Another, probably better alternative, is get your feet wet with RSS, as follows:

1. Go to http://www.igoogle.com and follow their “Create a home page in 30 seconds” instructions. read more...

Water Conservation With a Vengeance

Since I live in the country, my water comes from a well. Let me tell you about my well. It’s 140 feet deep and delivers a quart of water per minute. That’s right — one quart. The rule of thumb is that a well isn’t adequate for a home unless it can deliver five gallons a minute, or twenty times more than what we have.

Here in Oregon’s Coast Range, we have the irony that it rains like crazy half the year (60-90 inches in my neighborhood), but the aquifers are very poor. The dry summers and the lack of water mean that agriculture is difficult — we only get one cutting of hay a year, for example. It’s not uncommon to have no rain at all in July and August. read more...

Keeping Cool at the Farmer’s Market

I had a brainstorm a couple of years ago about the problem of keeping fresh eggs and frozen broilers cool at the farmers’ market: salt-water ice. A saturated solution of salt water freezes (or melts) at zero degrees Fahrenheit. Not only is this cold enough to keep frozen broilers frozen, but it’s cold enough that water condenses as frost, not water, on the sides of salt-water ice containers, and frost doesn’t drip onto the egg cartons.
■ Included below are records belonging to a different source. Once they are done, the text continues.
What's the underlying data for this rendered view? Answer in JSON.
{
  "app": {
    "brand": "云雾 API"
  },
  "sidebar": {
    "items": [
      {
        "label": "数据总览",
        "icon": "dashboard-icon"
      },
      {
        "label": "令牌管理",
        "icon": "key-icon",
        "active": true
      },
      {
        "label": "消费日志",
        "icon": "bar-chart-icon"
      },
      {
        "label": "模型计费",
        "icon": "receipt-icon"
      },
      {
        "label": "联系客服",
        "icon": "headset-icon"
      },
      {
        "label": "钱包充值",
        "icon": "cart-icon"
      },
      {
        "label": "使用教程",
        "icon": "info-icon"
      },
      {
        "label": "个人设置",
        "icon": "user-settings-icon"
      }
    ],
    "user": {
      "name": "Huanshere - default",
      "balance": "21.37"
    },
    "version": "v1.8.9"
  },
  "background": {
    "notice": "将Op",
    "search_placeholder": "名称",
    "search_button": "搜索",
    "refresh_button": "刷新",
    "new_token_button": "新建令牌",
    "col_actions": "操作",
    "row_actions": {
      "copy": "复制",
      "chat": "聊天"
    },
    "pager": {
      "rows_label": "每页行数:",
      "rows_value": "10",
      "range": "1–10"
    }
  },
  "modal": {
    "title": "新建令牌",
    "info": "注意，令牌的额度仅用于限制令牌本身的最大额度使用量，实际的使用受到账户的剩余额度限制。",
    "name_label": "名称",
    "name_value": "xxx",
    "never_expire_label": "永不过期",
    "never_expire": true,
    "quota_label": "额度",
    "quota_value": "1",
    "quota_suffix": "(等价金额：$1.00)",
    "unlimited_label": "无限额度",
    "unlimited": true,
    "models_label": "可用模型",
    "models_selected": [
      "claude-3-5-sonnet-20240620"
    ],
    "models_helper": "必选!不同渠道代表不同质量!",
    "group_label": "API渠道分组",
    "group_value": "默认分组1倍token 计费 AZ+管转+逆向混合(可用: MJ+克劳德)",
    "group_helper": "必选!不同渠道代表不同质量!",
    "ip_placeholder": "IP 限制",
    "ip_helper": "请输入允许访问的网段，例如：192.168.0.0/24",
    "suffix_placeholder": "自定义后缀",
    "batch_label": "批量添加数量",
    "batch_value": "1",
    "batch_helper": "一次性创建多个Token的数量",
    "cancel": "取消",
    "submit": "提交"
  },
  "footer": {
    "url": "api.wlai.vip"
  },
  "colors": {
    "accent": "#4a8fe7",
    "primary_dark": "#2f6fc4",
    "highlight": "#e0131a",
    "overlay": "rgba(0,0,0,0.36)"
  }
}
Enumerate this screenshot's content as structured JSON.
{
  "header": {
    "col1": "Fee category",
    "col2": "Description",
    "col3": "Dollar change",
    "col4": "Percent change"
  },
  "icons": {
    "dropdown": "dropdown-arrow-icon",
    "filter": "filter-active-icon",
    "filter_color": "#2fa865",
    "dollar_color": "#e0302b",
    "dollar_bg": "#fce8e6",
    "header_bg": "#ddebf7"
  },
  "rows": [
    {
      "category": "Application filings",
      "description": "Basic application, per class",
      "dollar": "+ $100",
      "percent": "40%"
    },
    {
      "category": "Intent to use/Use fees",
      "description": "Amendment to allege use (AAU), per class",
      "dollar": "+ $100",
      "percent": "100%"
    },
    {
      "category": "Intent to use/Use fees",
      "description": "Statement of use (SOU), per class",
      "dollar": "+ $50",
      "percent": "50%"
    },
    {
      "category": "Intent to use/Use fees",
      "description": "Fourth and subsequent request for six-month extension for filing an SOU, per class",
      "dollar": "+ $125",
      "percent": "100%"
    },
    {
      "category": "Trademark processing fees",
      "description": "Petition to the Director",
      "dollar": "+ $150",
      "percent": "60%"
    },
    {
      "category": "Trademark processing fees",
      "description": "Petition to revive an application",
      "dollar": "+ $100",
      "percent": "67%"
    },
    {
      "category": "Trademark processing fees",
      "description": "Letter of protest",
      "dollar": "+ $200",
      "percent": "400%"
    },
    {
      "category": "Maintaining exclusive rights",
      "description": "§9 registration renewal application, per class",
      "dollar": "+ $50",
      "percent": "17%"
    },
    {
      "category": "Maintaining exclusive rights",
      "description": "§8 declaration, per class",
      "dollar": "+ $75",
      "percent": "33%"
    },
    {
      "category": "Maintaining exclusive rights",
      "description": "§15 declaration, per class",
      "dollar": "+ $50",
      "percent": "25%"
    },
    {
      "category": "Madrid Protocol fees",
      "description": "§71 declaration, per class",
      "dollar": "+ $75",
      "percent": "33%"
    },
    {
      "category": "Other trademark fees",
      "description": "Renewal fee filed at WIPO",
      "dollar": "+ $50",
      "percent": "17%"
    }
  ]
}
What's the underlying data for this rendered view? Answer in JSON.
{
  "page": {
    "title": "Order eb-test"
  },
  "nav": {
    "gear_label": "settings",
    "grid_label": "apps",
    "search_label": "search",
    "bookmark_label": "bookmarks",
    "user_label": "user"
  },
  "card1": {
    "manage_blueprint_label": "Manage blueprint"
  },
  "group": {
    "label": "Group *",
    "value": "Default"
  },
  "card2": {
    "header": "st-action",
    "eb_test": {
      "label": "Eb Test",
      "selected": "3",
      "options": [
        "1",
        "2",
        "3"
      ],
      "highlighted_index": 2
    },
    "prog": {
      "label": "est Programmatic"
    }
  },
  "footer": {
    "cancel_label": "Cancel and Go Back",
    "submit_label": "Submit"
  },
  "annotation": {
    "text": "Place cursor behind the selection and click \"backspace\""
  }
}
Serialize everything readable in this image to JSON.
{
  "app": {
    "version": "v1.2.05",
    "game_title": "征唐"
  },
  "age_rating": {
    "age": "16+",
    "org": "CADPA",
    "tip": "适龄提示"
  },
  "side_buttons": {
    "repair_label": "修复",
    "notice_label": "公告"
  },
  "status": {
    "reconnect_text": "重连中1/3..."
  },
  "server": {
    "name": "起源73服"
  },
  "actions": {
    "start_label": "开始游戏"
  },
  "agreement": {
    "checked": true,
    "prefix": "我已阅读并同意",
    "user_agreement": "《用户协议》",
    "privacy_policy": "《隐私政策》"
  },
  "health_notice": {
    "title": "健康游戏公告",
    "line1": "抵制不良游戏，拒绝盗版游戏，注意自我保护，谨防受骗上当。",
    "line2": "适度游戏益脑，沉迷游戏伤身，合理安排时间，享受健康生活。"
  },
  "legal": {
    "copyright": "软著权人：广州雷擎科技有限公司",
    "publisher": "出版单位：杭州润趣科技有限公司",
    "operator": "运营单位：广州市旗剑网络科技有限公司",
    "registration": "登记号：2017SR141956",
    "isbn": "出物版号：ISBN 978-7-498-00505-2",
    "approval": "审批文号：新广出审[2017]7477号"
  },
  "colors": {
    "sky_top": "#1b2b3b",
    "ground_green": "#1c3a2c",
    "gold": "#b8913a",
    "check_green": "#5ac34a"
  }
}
(One the ice inside the container melts, the ice on the outside will melt, too, but it works like a charm until then.) read more...